- Datacentre lighting.
The Green Grid has also defined a DCE, a DataCentre Efficiency metric. This is the reciprocal of the PUE and is the total IT equipment power divided by the total datacentre power, or one divided by the PUE value.
A longer term aim is to produce a DCPE metric, a Datacentre Performance Efficiency index, one calculated by dividing total data centre power into the number representing the useful work done by the datacentre. Well, there is no definition of 'useful work' done by a datacentre and no obvious way of measuring such a construct.
Another possible measure is to split the PUE into a cooling load factor (CLF) and a power load factor (PLF).
The PUE and DCE are different windows through which to look at datacentre power usage.
Let's assume a PUE of 3.0 and realise that it indicates the datacentre needs three times more power to operate than the IT equipment inside it needs.
We can look at what that means at a device level. A storage array taking in 500 watts means this datacentre needs to have 1500 watts delivered so that it can get 500 watts to the storage array.
Clearly the lower the PUE value the more efficient the datacentre infrastructure is at taking electrical power into the datacentre and delivering it to IT equipment.
The closer a PUE value is to one (the theoretical ideal) the greater proportion of power entering the datacentre gets to the IT boxes.

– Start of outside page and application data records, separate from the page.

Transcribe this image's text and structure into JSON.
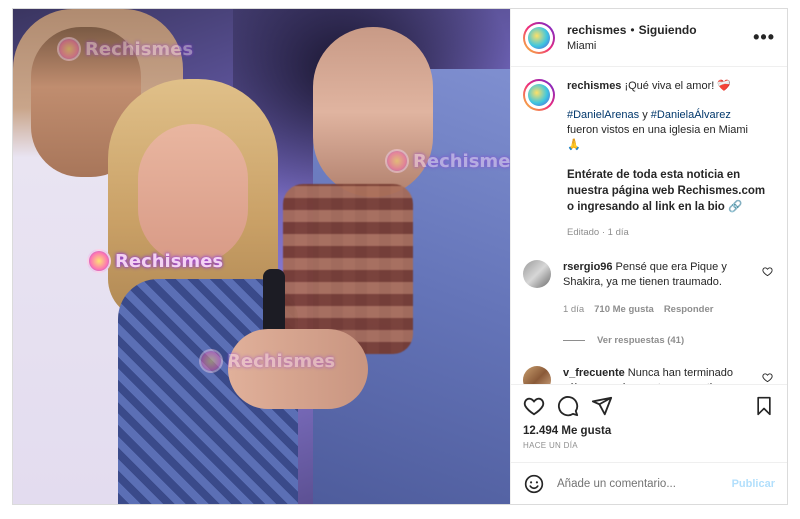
{
  "post": {
    "username": "rechismes",
    "dot": "•",
    "follow_status": "Siguiendo",
    "location": "Miami",
    "more_icon": "more-horizontal-icon",
    "watermark_text": "Rechismes"
  },
  "caption": {
    "username": "rechismes",
    "text": "¡Qué viva el amor! ❤️‍🩹",
    "tag1": "#DanielArenas",
    "joiner": " y ",
    "tag2": "#DanielaÁlvarez",
    "line2": "fueron vistos en una iglesia en Miami",
    "emoji": "🙏",
    "bold_text": "Entérate de toda esta noticia en nuestra página web Rechismes.com o ingresando al link en la bio 🔗",
    "meta": "Editado · 1 día"
  },
  "comments": [
    {
      "username": "rsergio96",
      "text": "Pensé que era Pique y Shakira, ya me tienen traumado.",
      "age": "1 día",
      "likes": "710 Me gusta",
      "reply": "Responder"
    },
    {
      "username": "v_frecuente",
      "text": "Nunca han terminado sólo que no les gusta compartir en"
    }
  ],
  "view_replies": "Ver respuestas (41)",
  "actions": {
    "likes": "12.494 Me gusta",
    "time": "HACE UN DÍA"
  },
  "compose": {
    "placeholder": "Añade un comentario...",
    "publish": "Publicar"
  },
  "colors": {
    "link": "#00376b",
    "muted": "#8e8e8e",
    "publish_disabled": "#b2dffc"
  }
}
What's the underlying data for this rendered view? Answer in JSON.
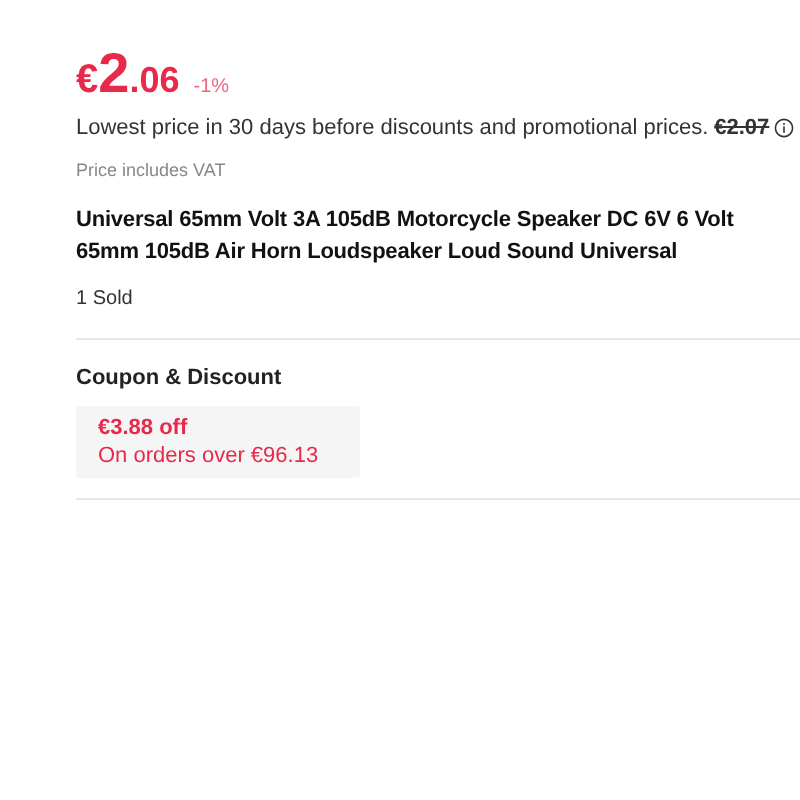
{
  "price": {
    "currency": "€",
    "integer": "2",
    "decimal": ".06",
    "discount": "-1%"
  },
  "lowest_price": {
    "note": "Lowest price in 30 days before discounts and promotional prices.",
    "previous_price": "€2.07"
  },
  "vat_note": "Price includes VAT",
  "title": "Universal 65mm Volt 3A 105dB Motorcycle Speaker DC 6V 6 Volt 65mm 105dB Air Horn Loudspeaker Loud Sound Universal",
  "sold": "1 Sold",
  "coupon_section": {
    "heading": "Coupon & Discount",
    "coupons": [
      {
        "amount": "€3.88 off",
        "condition": "On orders over €96.13"
      }
    ]
  }
}
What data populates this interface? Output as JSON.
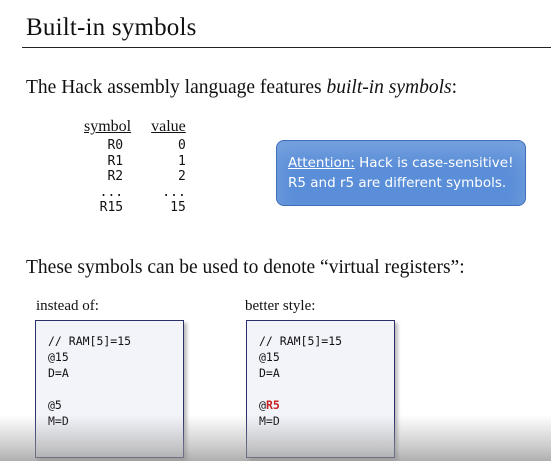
{
  "title": "Built-in symbols",
  "intro": {
    "text": "The Hack assembly language features ",
    "emph": "built-in symbols",
    "end": ":"
  },
  "table": {
    "headers": [
      "symbol",
      "value"
    ],
    "rows": [
      [
        "R0",
        "0"
      ],
      [
        "R1",
        "1"
      ],
      [
        "R2",
        "2"
      ],
      [
        "...",
        "..."
      ],
      [
        "R15",
        "15"
      ]
    ]
  },
  "attention": {
    "label": "Attention:",
    "line1": " Hack is case-sensitive!",
    "line2": "R5 and r5 are different symbols.",
    "color": "#5a8ed8"
  },
  "virtual_text": "These symbols can be used to denote “virtual registers”:",
  "left": {
    "caption": "instead of:",
    "lines": [
      "// RAM[5]=15",
      "@15",
      "D=A",
      "",
      "@5",
      "M=D"
    ]
  },
  "right": {
    "caption": "better style:",
    "lines": [
      "// RAM[5]=15",
      "@15",
      "D=A",
      "",
      "@",
      "M=D"
    ],
    "highlight": "R5",
    "highlight_color": "#c62020"
  }
}
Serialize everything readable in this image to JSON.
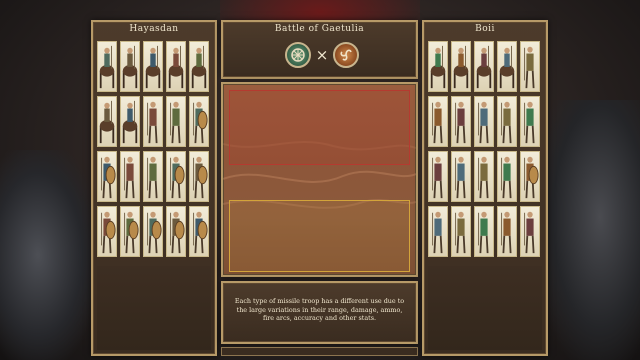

It is hoped that a PUE value of 2.0 might be generally achievable with better values possible in some cases. Measurements by Lawrence Berkeley National Laboratories of 22 datacentres revealed a spread of PUE values from 1.3 to 3.0.
The DCE number can be used to view the situation from another angle. A DCE value of 0.5 means that the IT equipment is using 50 percent of the power coming into the datacentre. The larger this number the less power is consumed by support (non-IT) equipment.
To calculate PUE and DCE values means knowing how much power enters the datacentre, a meter at the door so to speak, and how much is used by each device in it. To monitor usage patterns you also need meters, instrumentation, on kit showing power usage. A single power supply unit for all IT equipment power needs would be a good measurement point.
An advantage of the PUE and DCE numbers is that they enable different datacentres to be compared along the same spectrum with green goodness at one end and sinning at the other; sinning being the wastage of power. There is no baseline set of PUE and DCE values available yet to indicate today's datacentre efficiencies, and that allow us to say what is definitely a poor datacentre and what value indicates a good one.
If the Green Grid has its way then they will come. The harder value, the DPCE, will take a lot longer to appear than the PUE and DCE metrics. Those should provide a useful insight into power usage and a practical way to measuure the effectiveness of changes.